Greenpeace, an international non-governmental environmental organization, decided to stop accepting donations in bitcoins due to the fact that the energy-intensive mining process threatens the environment.
Greenpeace called the accepting of Bitcoin donations unacceptable in light of the energy intensity of the cryptocurrency network. Elon Musk’s words about the dangers of mining for the environment pushed other eco-activist organizations and groups to take a more assertive position on cryptocurrencies, which work on the Proof-of-Stake consensus. Greenpeace, which started accepting Bitcoin donations back in 2014, now plans to suspend this payment method. As representatives of Greenpeace told the Financial Times, “as the amount of energy needed to run bitcoin became clearer, this policy became no longer tenable.”
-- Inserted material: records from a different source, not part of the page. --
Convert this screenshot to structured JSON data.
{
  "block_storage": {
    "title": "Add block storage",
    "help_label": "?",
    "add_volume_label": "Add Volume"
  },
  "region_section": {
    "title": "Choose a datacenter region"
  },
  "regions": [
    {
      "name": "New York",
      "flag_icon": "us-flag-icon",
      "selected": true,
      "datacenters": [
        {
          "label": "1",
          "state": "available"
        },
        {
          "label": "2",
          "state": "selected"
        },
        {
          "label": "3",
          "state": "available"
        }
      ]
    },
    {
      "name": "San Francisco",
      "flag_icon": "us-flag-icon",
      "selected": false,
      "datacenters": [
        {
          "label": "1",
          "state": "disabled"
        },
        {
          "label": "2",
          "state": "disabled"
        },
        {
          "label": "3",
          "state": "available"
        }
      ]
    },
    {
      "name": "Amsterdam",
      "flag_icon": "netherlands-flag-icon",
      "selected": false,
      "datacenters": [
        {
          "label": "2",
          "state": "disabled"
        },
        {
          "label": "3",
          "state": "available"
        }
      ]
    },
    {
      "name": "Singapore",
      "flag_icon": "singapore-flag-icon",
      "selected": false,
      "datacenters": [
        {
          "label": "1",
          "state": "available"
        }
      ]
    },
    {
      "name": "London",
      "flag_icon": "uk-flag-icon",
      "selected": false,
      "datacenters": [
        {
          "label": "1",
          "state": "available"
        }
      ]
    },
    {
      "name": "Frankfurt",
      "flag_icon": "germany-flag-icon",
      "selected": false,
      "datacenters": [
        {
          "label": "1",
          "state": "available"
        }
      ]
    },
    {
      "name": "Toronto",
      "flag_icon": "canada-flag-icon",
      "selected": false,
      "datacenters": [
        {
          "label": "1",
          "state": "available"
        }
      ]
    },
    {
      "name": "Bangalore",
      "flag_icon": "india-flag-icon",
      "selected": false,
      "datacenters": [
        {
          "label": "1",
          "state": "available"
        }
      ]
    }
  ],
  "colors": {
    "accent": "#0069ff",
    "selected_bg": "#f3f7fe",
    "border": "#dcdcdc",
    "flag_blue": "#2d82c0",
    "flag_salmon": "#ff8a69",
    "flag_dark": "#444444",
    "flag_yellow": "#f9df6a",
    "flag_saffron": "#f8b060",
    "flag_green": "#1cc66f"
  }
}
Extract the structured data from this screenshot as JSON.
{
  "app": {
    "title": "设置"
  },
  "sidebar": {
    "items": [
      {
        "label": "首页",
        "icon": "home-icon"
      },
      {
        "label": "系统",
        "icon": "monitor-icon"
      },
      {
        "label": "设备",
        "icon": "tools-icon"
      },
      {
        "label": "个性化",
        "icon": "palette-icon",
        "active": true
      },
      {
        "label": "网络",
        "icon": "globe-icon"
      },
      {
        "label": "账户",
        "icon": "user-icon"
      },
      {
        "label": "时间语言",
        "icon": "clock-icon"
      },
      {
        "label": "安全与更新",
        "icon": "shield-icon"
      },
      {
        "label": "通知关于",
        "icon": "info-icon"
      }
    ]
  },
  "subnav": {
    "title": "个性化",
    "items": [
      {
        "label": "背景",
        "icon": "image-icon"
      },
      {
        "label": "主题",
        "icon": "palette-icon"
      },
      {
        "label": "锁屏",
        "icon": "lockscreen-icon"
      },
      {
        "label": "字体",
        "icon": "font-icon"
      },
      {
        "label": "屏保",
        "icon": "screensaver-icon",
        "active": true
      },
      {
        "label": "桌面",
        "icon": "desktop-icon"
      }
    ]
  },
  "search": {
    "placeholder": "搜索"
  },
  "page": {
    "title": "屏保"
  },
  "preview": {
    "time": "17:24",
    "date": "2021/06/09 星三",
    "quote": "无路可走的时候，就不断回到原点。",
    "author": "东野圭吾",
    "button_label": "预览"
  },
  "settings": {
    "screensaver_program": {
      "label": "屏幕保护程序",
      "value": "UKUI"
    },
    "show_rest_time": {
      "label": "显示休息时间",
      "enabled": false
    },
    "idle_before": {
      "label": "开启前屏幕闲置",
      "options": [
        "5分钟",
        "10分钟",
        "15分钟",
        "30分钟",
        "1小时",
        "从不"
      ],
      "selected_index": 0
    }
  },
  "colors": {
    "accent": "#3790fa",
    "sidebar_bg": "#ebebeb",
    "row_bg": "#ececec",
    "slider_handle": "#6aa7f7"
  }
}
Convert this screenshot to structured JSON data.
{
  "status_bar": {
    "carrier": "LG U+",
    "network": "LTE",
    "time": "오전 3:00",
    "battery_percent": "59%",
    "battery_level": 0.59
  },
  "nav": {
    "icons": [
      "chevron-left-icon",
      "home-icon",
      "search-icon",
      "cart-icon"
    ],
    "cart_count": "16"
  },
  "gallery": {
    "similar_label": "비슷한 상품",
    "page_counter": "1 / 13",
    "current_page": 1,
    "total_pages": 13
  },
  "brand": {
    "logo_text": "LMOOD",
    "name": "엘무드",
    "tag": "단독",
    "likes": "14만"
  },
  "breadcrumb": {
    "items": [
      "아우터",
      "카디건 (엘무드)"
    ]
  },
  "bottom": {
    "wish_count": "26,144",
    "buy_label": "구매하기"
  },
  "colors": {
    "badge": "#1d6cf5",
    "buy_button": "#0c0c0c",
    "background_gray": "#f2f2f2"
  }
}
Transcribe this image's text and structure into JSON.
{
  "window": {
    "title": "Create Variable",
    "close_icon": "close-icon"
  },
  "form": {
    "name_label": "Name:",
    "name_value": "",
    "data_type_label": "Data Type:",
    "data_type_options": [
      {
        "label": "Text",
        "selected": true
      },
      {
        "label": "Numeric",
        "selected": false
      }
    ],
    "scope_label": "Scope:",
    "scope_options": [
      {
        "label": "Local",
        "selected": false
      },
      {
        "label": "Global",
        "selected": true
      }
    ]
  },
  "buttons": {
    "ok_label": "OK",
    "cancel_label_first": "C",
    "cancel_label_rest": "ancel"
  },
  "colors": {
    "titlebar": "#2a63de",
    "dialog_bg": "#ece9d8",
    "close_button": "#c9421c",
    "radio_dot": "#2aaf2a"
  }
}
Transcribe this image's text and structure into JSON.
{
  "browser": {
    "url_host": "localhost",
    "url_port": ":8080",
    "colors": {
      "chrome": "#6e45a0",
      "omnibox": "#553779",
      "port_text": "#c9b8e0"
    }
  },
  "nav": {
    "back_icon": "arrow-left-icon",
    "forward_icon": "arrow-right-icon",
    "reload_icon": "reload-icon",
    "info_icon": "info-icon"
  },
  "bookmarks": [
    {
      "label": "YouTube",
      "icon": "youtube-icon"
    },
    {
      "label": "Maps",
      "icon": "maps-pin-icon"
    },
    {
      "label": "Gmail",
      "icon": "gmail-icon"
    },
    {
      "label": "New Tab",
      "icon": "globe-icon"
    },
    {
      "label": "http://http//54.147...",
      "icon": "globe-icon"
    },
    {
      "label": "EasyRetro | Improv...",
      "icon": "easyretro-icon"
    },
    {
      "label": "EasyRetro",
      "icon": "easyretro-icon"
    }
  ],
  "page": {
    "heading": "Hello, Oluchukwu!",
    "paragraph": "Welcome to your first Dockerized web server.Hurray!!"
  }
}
Musk said that Tesla will not accept BTC as payment for its electric vehicles due to the high energy consumption of BTC mining.
Musk’s statement triggered not only a severe drop in the bitcoin rate, which fell to a multi-month low, but also intensified conversations about the climatic risks of mining in the scientific community.
“Bitcoin alone consumes as much electricity as a medium-sized European country,” says Professor Brian Lucey at Trinity College Dublin. “This is a stunning amount of electricity. It’s a dirty business. It’s a dirty currency.”
The European Central Bank on Wednesday mentioned the “exorbitant carbon footprint” that cryptoassets leave and called it “grounds for concern.” In a document released earlier this month, Italy’s central bank said that in 2019, the eurozone’s Tips (Target Instant Payment Settlement) payment system demonstrated 40,000 times less carbon emissions than the bitcoin network.
According to the calculations of researchers at the University of Cambridge, the energy consumption of the Bitcoin network is 133.68 terawatt hours of electricity per year. This is slightly more than Sweden’s energy consumption (131.8 TWh in 2020) and slightly less than Malaysia’s (147.21 TWh per year). Over the past five years, the energy consumption of the bitcoin network has been steadily increasing.